Created for S. Himmelstein & Company
Colors, background art, and typefaces are all standard Himmelstein design elements.
In technical documents, it is important for my client’s clients to have access to all of the information. Since this was meant to be a comparison chart, I determined my main responsibility was to focus their attention on the pieces of information that differentiated one model from another. The faster and easier they could find this information, the better.
Fields with information listed as “not available” or “not applicable” were set in light gray text. The features that would ultimately determine the clients’ choices were highlighted in blue and made bold.

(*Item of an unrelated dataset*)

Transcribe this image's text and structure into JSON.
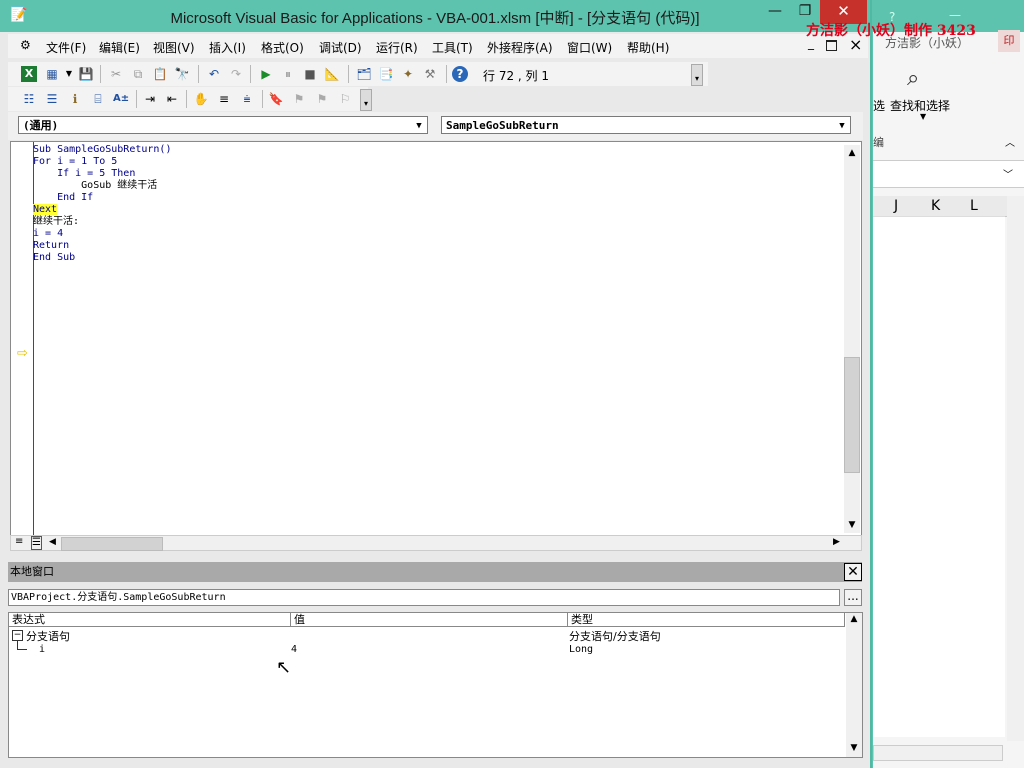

Strong separations between the segments of the table allow the eye to take in one section at a time and track across the page more easily—something that the alternating screens were meant to do, but in fact, were “noisy” to the eye.
Himmelstein makes torquemeters, and I am not an engineer—I don’t even play one on TV. The visual cues I needed existed in their original document. I did not need to fully comprehend the meaning of the comparison chart to do this work. I work closely with a marketing professional and an engineer on my project with Himmelstein in a very enjoyable collaboration.
Created for my business, NMP, for a presentation I made.
The infographics that follow were rewritten from full-page articles in the CRM Article Library and from other sources. The graphics were created in either Adobe Illustrator or Adobe InDesign.